The entries are to be reproduced word for word, with all images left out.

Source records:
━━━━━━

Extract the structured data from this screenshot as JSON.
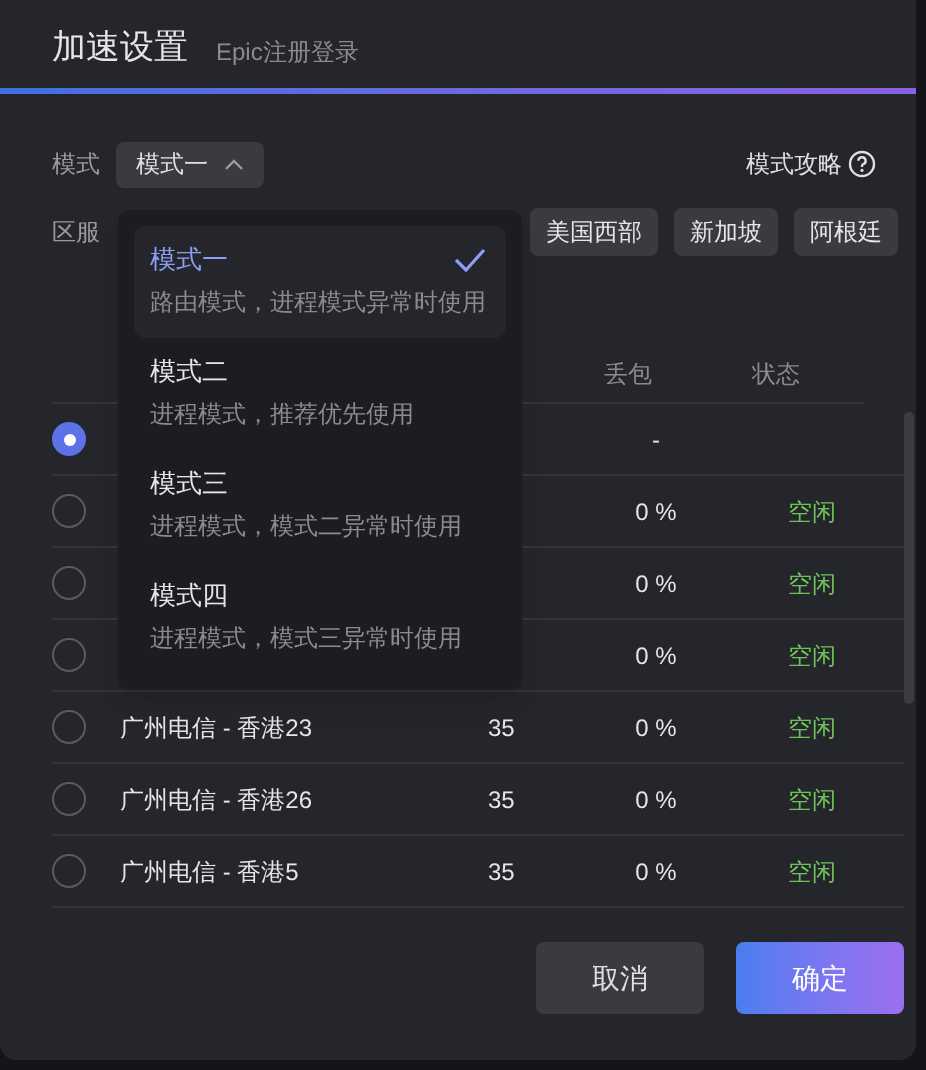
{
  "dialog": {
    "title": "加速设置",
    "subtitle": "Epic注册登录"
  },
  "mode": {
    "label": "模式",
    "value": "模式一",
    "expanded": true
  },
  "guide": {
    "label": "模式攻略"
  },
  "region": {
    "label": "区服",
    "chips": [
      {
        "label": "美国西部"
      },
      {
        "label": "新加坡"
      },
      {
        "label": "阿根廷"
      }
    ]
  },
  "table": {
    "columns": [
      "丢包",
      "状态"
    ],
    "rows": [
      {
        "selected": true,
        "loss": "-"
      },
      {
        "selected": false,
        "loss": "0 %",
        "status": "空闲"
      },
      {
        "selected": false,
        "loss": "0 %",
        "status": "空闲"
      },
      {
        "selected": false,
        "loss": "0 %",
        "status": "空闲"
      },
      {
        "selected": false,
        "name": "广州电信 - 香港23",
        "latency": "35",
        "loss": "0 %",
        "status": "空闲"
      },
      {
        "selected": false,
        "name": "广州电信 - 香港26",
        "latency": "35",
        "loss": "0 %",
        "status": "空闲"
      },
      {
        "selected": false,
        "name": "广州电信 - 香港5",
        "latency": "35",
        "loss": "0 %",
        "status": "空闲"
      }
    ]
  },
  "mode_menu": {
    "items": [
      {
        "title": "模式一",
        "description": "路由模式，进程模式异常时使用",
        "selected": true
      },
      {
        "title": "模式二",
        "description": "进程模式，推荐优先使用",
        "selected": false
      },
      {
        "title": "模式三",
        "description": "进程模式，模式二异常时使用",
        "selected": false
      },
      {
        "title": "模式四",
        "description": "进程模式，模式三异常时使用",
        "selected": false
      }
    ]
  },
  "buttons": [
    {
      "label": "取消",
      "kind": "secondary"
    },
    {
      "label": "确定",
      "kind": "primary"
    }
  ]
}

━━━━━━

**Solution to this problem:**
Extract the structured data from this screenshot as JSON.
{
  "dialog": {
    "title": "加速设置",
    "subtitle": "Epic注册登录"
  },
  "mode": {
    "label": "模式",
    "value": "模式一",
    "expanded": true
  },
  "guide": {
    "label": "模式攻略"
  },
  "region": {
    "label": "区服",
    "chips": [
      {
        "label": "美国西部"
      },
      {
        "label": "新加坡"
      },
      {
        "label": "阿根廷"
      }
    ]
  },
  "table": {
    "columns": [
      "丢包",
      "状态"
    ],
    "rows": [
      {
        "selected": true,
        "loss": "-"
      },
      {
        "selected": false,
        "loss": "0 %",
        "status": "空闲"
      },
      {
        "selected": false,
        "loss": "0 %",
        "status": "空闲"
      },
      {
        "selected": false,
        "loss": "0 %",
        "status": "空闲"
      },
      {
        "selected": false,
        "name": "广州电信 - 香港23",
        "latency": "35",
        "loss": "0 %",
        "status": "空闲"
      },
      {
        "selected": false,
        "name": "广州电信 - 香港26",
        "latency": "35",
        "loss": "0 %",
        "status": "空闲"
      },
      {
        "selected": false,
        "name": "广州电信 - 香港5",
        "latency": "35",
        "loss": "0 %",
        "status": "空闲"
      }
    ]
  },
  "mode_menu": {
    "items": [
      {
        "title": "模式一",
        "description": "路由模式，进程模式异常时使用",
        "selected": true
      },
      {
        "title": "模式二",
        "description": "进程模式，推荐优先使用",
        "selected": false
      },
      {
        "title": "模式三",
        "description": "进程模式，模式二异常时使用",
        "selected": false
      },
      {
        "title": "模式四",
        "description": "进程模式，模式三异常时使用",
        "selected": false
      }
    ]
  },
  "buttons": [
    {
      "label": "取消",
      "kind": "secondary"
    },
    {
      "label": "确定",
      "kind": "primary"
    }
  ]
}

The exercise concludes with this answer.